As previously documented here, The Black Alchemist was Andrew Collins’ self-published sleeper hit which kicked off a flurry of interest in psychic questing. His followup would actually get issued via Arrow, a mainstream publisher, and would be his magnum opus: whilst he had written accounts of psychic quests before and after, none would be as massive, wide-ranging, or take in such a broad picture of his questing career from its inception in 1979 to the book’s emergence in 1991. That book would be The Seventh Sword, perhaps the deepest dive you could take into psychic questing without getting up and actually dabbling in it yourself.
The book is divided into two parts. The first part constitutes Collins’ definitive account of the finding of the Green Stone and the associated Meonia Sword – as he’d previously recounted in his self-published pamphlet The Sword and the Stone, and as Graham Phillips and Martin Keatman detailed in The Green Stone.

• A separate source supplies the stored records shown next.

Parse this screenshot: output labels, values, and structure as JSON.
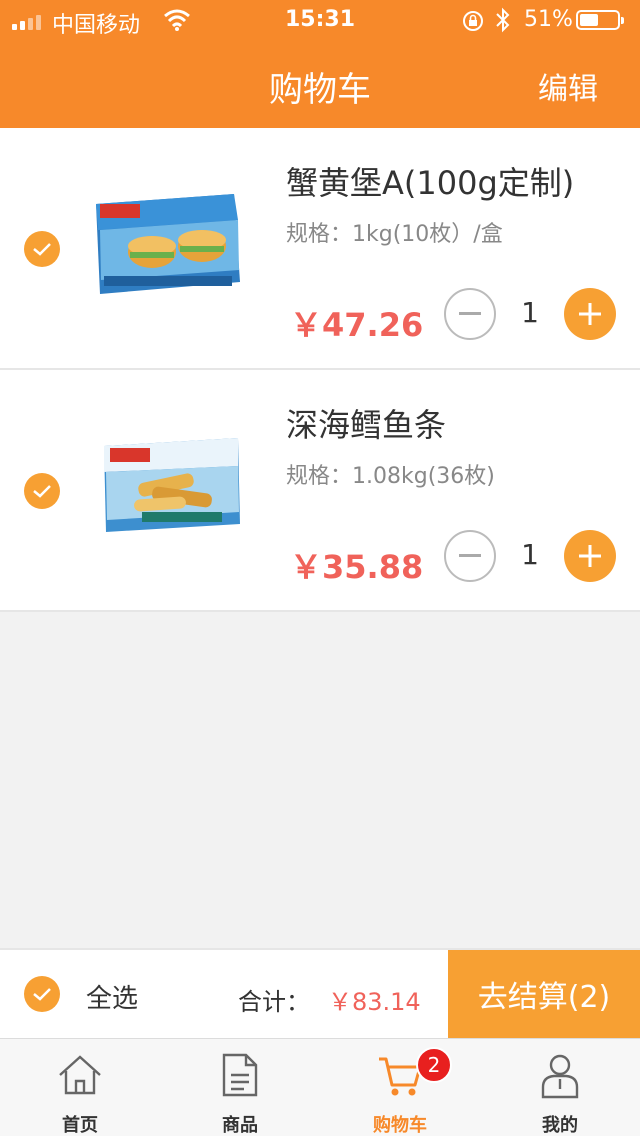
{
  "status_bar": {
    "carrier": "中国移动",
    "time": "15:31",
    "battery_percent_text": "51%",
    "battery_level": 0.51
  },
  "nav": {
    "title": "购物车",
    "edit_label": "编辑"
  },
  "cart": {
    "items": [
      {
        "name": "蟹黄堡A(100g定制)",
        "spec": "规格：1kg(10枚）/盒",
        "price": "￥47.26",
        "quantity": "1",
        "checked": true
      },
      {
        "name": "深海鳕鱼条",
        "spec": "规格：1.08kg(36枚)",
        "price": "￥35.88",
        "quantity": "1",
        "checked": true
      }
    ]
  },
  "checkout": {
    "select_all_label": "全选",
    "total_label": "合计：",
    "total_value": "￥83.14",
    "checkout_label": "去结算(2)"
  },
  "tabbar": {
    "tabs": [
      {
        "label": "首页",
        "icon": "home-icon"
      },
      {
        "label": "商品",
        "icon": "document-icon"
      },
      {
        "label": "购物车",
        "icon": "cart-icon",
        "badge": "2",
        "active": true
      },
      {
        "label": "我的",
        "icon": "user-icon"
      }
    ]
  },
  "colors": {
    "accent": "#f7892a",
    "button": "#f7a033",
    "price": "#f0625a",
    "badge": "#e8201f"
  }
}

Far from redundant, this involves Collins going into the subject in substantially greater depth than any previous recounting of the story, and delving into subjects that Phillips and Keatman had only glancingly addressed.
The second part picks up a few years later and takes in a span of some six years; after Collins learns that the Meonia Sword was not a unique artifact, but part of a set of seven, bit by bit the other swords are uncovered. It turns out that the occultists who’d hidden them in past centuries had intended that they be used in a ritual known as the Form of the Lamb, to unfold at a location known as the Heart of the Rose, in order to herald the coming of the Messiah and other such high spiritual and utopian goals. Eventually six swords are discovered, leaving only the titular Seventh Sword – which, due to its association with the powers of darkness, was known as the Black Sword. The book concludes with Collins still searching for it and encouraging readers to help out in the quest.
Over both parts, Collins and his allies must tangle not only with the difficulties of searching out the artifacts but also believe that they are opposed by a grand occult conspiracy – one which the Black Alchemist and his Friends of Hecate were only a local franchise of. With an Illuminati-esque level of power (and the appropriate tangled Masonic heritage), this conspiracy is never too far away. Can Collins and his questers avoid being ground down by… the Wheel???